Pay attention to that word incredible. Its weight throws the scale into panic, its force throws the dike wide open. Memory is the first lost cause of Alzheimer’s disease. Victims make up their lives anew and family members learn to play along because arguing in favor of truth never aligns with reality.

The ninetieth birthday party wasn’t necessary. Mom almost but in the end didn’t get that far. There will be no cake or gifts or photos. Mom was buried in the white lace blouse she would have worn to her party. She looked beautiful, and this I’m not making up. She looked ready to get up and blow out those 90 candles.

I’m coming back now. Back to writing on this blog. Back to writing books, querying agents, pleading for mercy, and all the other mishegoss on the potholed path to publication.

Back, to see Mom in a new light. Happy Birthday to you, Mom. I’m celebrating your life today.

 

Love you, Mom.

Miss you.

Shari

 

Photo from Bonin-Pratt family archives: Mom, Dad, me at 4, baby brother, Hawaii 1953

 

Quiet Time

To my followers,

My blog is going to be silent for a while, maybe as long as a month.

Please don’t worry and please don’t think I’m disinterested in you, dear friends.

You are the folks who make me want to maintain a blog, after all.

There are personal issues I must take care of, and they need lots of time.

Stop thinking the worst – not a divorce, severe illness, or criminal acts.

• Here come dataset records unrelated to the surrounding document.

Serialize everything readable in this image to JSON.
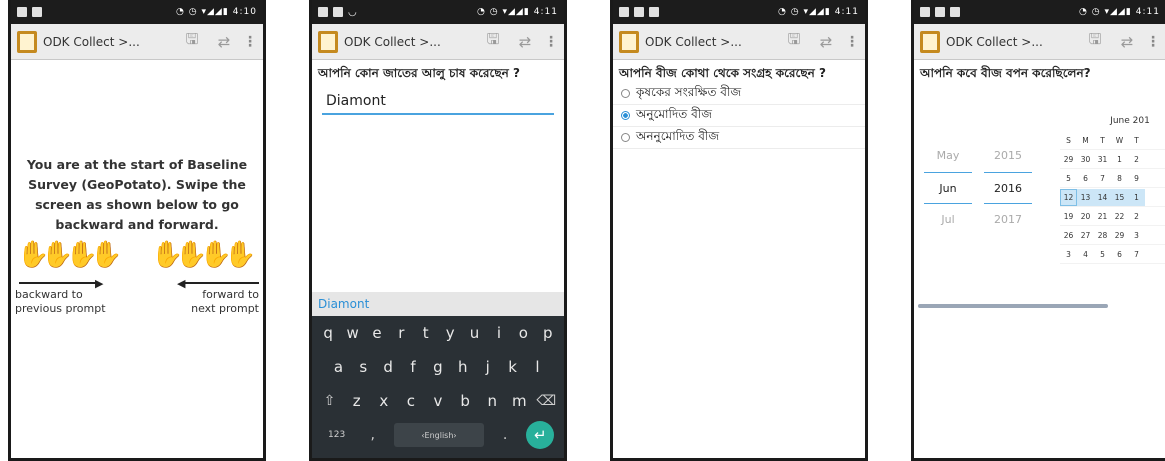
{
  "status": {
    "p1_time": "4:10",
    "p2_time": "4:11",
    "p3_time": "4:11",
    "p4_time": "4:11"
  },
  "appbar": {
    "title": "ODK Collect >..."
  },
  "screen1": {
    "intro": "You are at the start of Baseline Survey (GeoPotato). Swipe the screen as shown below to go backward and forward.",
    "backward_hint": "backward to previous prompt",
    "forward_hint": "forward to next prompt"
  },
  "screen2": {
    "question": "আপনি কোন জাতের আলু চাষ করেছেন ?",
    "answer": "Diamont",
    "suggestion": "Diamont",
    "keys_row1": [
      "q",
      "w",
      "e",
      "r",
      "t",
      "y",
      "u",
      "i",
      "o",
      "p"
    ],
    "keys_row2": [
      "a",
      "s",
      "d",
      "f",
      "g",
      "h",
      "j",
      "k",
      "l"
    ],
    "keys_row3": [
      "z",
      "x",
      "c",
      "v",
      "b",
      "n",
      "m"
    ],
    "key_numbers": "123",
    "key_space": "English"
  },
  "screen3": {
    "question": "আপনি বীজ কোথা থেকে সংগ্রহ করেছেন ?",
    "options": [
      {
        "label": "কৃষকের সংরক্ষিত বীজ",
        "selected": false
      },
      {
        "label": "অনুমোদিত বীজ",
        "selected": true
      },
      {
        "label": "অননুমোদিত বীজ",
        "selected": false
      }
    ]
  },
  "screen4": {
    "question": "আপনি কবে বীজ বপন করেছিলেন?",
    "months": [
      "May",
      "Jun",
      "Jul"
    ],
    "years": [
      "2015",
      "2016",
      "2017"
    ],
    "calendar_title": "June 201",
    "weekdays": [
      "S",
      "M",
      "T",
      "W",
      "T"
    ],
    "weeks": [
      [
        "29",
        "30",
        "31",
        "1",
        "2"
      ],
      [
        "5",
        "6",
        "7",
        "8",
        "9"
      ],
      [
        "12",
        "13",
        "14",
        "15",
        "1"
      ],
      [
        "19",
        "20",
        "21",
        "22",
        "2"
      ],
      [
        "26",
        "27",
        "28",
        "29",
        "3"
      ],
      [
        "3",
        "4",
        "5",
        "6",
        "7"
      ]
    ]
  },
  "colors": {
    "accent": "#4aa3df",
    "keyboard_bg": "#2a3035",
    "enter": "#28b09b",
    "app_icon": "#c58a1f"
  }
}
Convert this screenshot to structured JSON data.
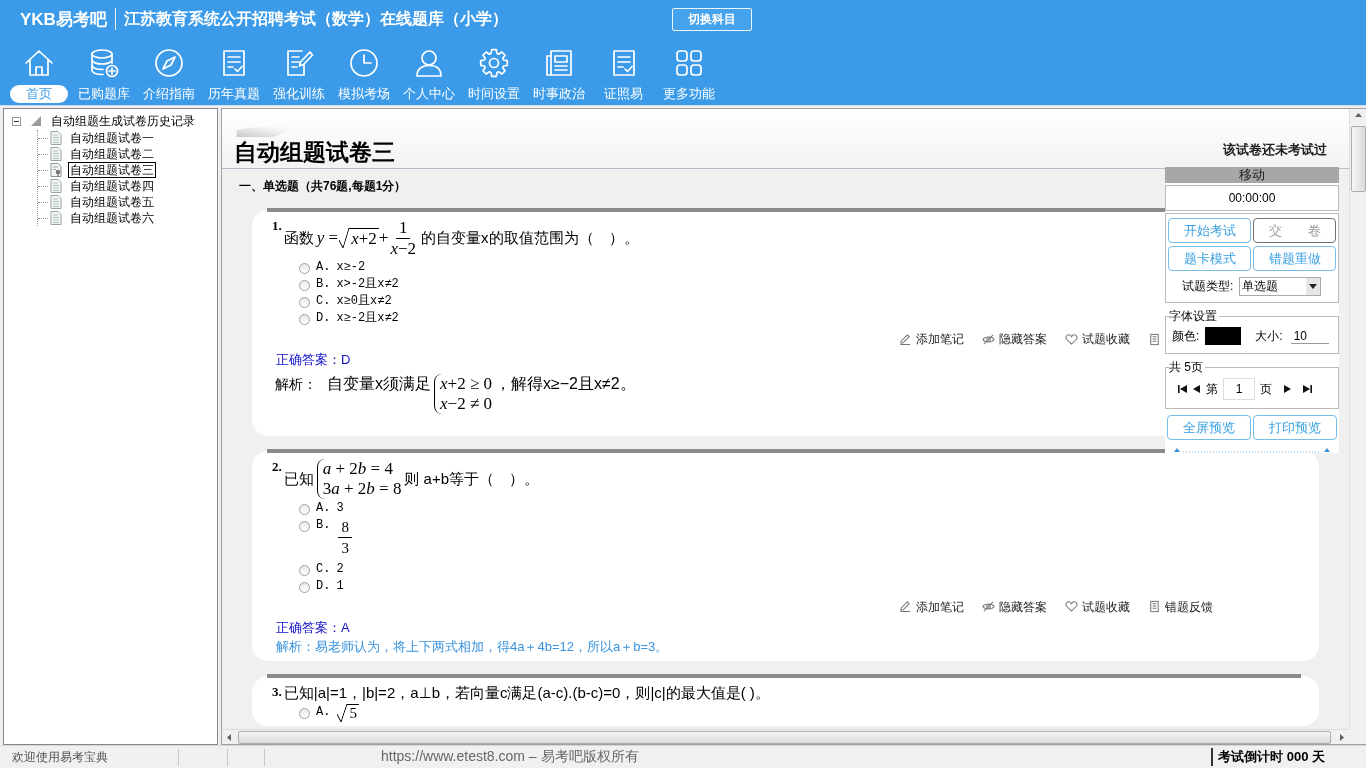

I haven’t joined the army, a nunnery, or the circus.

Also, not the excitement of a round the world vacation or an excursion on SpaceX – they begged, but I had to turn them down.

And sadly, not (yet) launching the publication of my book.

In other words, something I can’t discuss here.

I will not be able to regularly follow your blog posts either, though I’ll pop in once in a while.

I’ll return soon as I can, to writing my blog, to following yours.

Till then, be healthy, stay active, and be involved with the things that make you breathe deeply and exhale joyfully. (Yeah, I know, not supposed to use adverbs. Meh.)

Love to all,

Shari

 

 

Painting A Lady Writing by Johannes Vermeer, 1665

 

 

Vista

A lake imparts a majestic vision only by the terrain surrounding it – the mighty trees, the grassy hills, the faceted boulders. Otherwise it’s just a large puddle.

A novel endears readers only by the story execution within it – the flawed characters, the twisted plot, the unexpected resolution. Otherwise it’s just a pompous dictionary.

Life requires inner strength and outer empathy. Otherwise it’s a meaningless existence.

 

Just a thought 35

 

Digital painting courtesy Pixabay.com